Nicole Melanson ~
Linda Scheller’s Wind and Children is a considered curation of poems exploring the relationship between people and the landscape around them. I use the term “landscape” broadly because this is a collection that looks at not only geography, but environmental, social, and political framework as well. From earth that “smells sweet / like sheets washed in the river / and dried in the sun” to “the dirty sky above the parking lot” where “clouds move east carrying the rain we lack / to those who drown, cursing their surfeit”, these poems reflect self-awareness that extends far beyond the personal.
There’s a constant fiction between suspense and movement throughout Wind and Children. Scheller’s subject shifts from a teacher watching her students “hunched and silent / like a cloud of butterflies / forced to earth” to “the day after the Littleton massacre” when the speaker finds herself one of many pacing the schoolyard “clipboards tight against our chests” in the wake of students choking others, killing gophers, and menacing classmates with threats of future violence.
This dichotomy—of the teacher who simultaneously studies the world—plays out beyond the classroom too:
Papers corrected, tests graded, lessons created,
I prepare tomorrow’s lunch. I smile
at the bread, admire the beautiful knife.
The animals watch me. They understand
fragility. They sense fear. Perhaps
Elsewhere, the speaker encounters a girl who “may have been [her] student once” vomiting in a supermarket, and maintains an objective distance, only to criticize herself in the next poem, where that same distance becomes complicity, her inability to act after witnessing Islamaphobia offered as explanation to a student who asks “how the Holocaust could have happened”: “I sat in shocked silence. I sat and did nothing. / I said nothing. Nothing. I sat in silence and did nothing.”
The perspective shifts again in “Late Afternoon”, in which the speaker is a child watching her own mother in the kitchen, neatly paralleling the previous meal prep scene:
The light from the sunset
tinges the kitchen
red. The knife blade
flashes as my mother
repeatedly stabs the roast.
Scheller has a skillful use of syntax reminiscent of Ellen Bryant Voigt, with careful attention paid to not only line but stanza breaks in a way that gives individual phrases maximum punch, as in “New Year’s Day”:
Now the sheep are quartered two fields away,
and in the morning their calls
blend with the roosters. Wind,
when you stop stripping shingles
and toppling barns, speak to me,
teach me to fly.
This is a collection that’s not afraid to experiment with form, including several haiku amongst long poems and poems bordering on prose. Occasionally, I questioned indentations that had me looking for meter that didn’t exist, as in “Fifth Grade, Final Year”, but by and large, this is free verse that honors the spirit of each individual poem. Punctuation is equally variable, following convention in some pieces and dispensed with altogether elsewhere—again, prioritizing uniqueness of voice, rather than uniformity.

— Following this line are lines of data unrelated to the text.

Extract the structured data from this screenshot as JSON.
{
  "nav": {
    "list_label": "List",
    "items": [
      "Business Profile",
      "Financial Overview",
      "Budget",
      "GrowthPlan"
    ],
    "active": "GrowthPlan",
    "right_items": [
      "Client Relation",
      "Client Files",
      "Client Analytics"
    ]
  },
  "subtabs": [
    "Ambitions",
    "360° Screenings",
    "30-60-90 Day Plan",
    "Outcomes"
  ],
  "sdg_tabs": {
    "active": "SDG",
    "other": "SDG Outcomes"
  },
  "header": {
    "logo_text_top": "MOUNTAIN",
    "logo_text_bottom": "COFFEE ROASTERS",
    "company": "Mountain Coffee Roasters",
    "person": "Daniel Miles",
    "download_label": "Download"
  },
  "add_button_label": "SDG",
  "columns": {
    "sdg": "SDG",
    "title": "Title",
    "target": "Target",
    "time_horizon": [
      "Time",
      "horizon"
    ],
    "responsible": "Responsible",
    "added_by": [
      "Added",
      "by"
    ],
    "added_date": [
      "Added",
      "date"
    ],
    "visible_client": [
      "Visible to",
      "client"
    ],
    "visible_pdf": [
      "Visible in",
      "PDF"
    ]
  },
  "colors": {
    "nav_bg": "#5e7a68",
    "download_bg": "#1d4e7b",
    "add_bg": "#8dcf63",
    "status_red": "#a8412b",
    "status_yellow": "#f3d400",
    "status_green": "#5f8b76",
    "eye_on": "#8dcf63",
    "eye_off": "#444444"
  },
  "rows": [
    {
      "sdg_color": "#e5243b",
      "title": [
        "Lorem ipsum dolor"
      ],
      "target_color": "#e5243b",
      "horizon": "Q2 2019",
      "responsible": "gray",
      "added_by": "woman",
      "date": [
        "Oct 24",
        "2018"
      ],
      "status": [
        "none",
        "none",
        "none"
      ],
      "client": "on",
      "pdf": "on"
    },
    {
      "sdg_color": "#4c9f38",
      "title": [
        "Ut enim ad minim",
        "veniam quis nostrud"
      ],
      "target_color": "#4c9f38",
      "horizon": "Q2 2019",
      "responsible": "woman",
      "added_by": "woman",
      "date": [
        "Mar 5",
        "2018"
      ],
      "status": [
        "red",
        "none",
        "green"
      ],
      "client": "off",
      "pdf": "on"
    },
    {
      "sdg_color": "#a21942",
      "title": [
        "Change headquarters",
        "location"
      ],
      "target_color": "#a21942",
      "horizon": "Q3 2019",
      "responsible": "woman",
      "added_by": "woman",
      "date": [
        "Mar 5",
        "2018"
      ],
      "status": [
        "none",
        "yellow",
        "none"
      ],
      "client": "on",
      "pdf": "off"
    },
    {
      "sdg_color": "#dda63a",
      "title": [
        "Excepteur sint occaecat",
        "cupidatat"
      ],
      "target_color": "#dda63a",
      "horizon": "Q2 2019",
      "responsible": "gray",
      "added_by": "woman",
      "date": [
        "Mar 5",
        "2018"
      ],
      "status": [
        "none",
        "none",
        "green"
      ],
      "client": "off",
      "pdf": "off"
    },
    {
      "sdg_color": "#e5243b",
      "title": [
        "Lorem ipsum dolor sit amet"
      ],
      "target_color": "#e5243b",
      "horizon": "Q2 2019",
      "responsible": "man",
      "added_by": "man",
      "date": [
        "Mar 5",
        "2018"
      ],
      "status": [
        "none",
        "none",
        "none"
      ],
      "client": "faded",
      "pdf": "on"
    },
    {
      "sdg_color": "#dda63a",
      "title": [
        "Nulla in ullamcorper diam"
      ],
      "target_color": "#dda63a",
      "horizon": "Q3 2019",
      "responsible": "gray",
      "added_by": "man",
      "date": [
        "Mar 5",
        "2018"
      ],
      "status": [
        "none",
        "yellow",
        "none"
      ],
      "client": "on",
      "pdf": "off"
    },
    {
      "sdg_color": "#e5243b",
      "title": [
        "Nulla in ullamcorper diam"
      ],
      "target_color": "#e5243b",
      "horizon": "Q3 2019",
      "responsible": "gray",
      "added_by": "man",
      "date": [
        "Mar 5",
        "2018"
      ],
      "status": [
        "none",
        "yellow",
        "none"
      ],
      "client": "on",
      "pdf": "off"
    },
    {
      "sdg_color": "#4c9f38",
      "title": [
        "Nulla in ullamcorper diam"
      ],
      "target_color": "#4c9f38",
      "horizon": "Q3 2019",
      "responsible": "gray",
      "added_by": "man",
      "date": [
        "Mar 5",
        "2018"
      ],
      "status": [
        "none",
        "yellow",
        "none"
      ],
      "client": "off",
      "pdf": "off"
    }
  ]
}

Titles also varied widely, less successfully so for me. Some were intriguing and evocative: “A Gathering of Appliances” and “Signals in the Unclean House”. Others seemed a bit old-fashioned and bland: “Begin” and “Harvest”, for example.
Taken as a whole, Wind and Children is a quiet collection, potent precisely because of its restraint, rather than in spite of it. These poems are unsentimental musings that encourage thoughtful contemplation and repeat readings to reveal the rage and fear justifiably simmering beneath their surface.
— Nicole Melanson